So many by the same author, you might wonder? I read Extra Virgin years ago and really enjoyed it. When I joined Goodreads I discovered that Annie Hawes had written other books about Italy. When our library didn’t have them, I found them for cheap on Amazon and ordered them all. Since I’ll be in Italy, it will be fun to read them there! As far as the first of the Inspector Gamasche series goes, I tried listening to Still Life on audio but since it takes place on France and there are many French words, I have to read this one for myself so I can see the French words. I’m a very visual reader that way. I also couldn’t stand to listen to My Brilliant Friend. The person reading was butchering the Italian names and words and I couldn’t take it.

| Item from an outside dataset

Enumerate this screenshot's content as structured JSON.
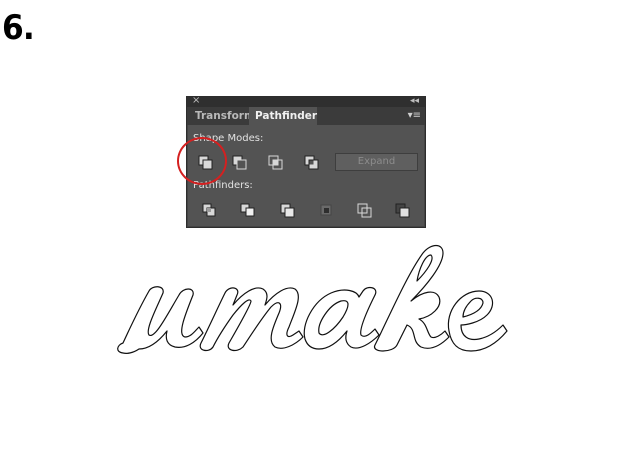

Books I have but won’t get to before I leave:
- A String in the Harp by Nancy Bond (belongs to a friend and I really need to read it and return it!)
- The Real Thing: Lessons on Love and Life from a Wedding Reporter’s Notebook by Ellen McCarthy
- A Rich Spot of Earth by Peter Hatch (learned about this on our recent visit to Monticello)
And just in case these aren’t enough books, the books I read in May:
- The Power of Habit: Why We Do What W Do in Life and Business by Charles Duhigg. 4.5 stars.
- Washed and Waiting: Reflections on Christian Faithfulness and Homosexuality by Wesley Hill. 3.5 stars.
- Little Herb Gardens: Simple Secrets for Glorious Gardens by Georgeann Brennan. Four stars
- The Little Bookstore of Big Stone Gap: A Memoir of Friendship, Community, and the Uncommon Pleasure of a Good Book by Wendy Welch. Five stars.
- All the Light We Cannot See by Anthony Doerr. Five stars.
Now hop on over to see what my friend Michael Ann is reading for more ideas! (She’s the one who talked me into buying Code of Silence!)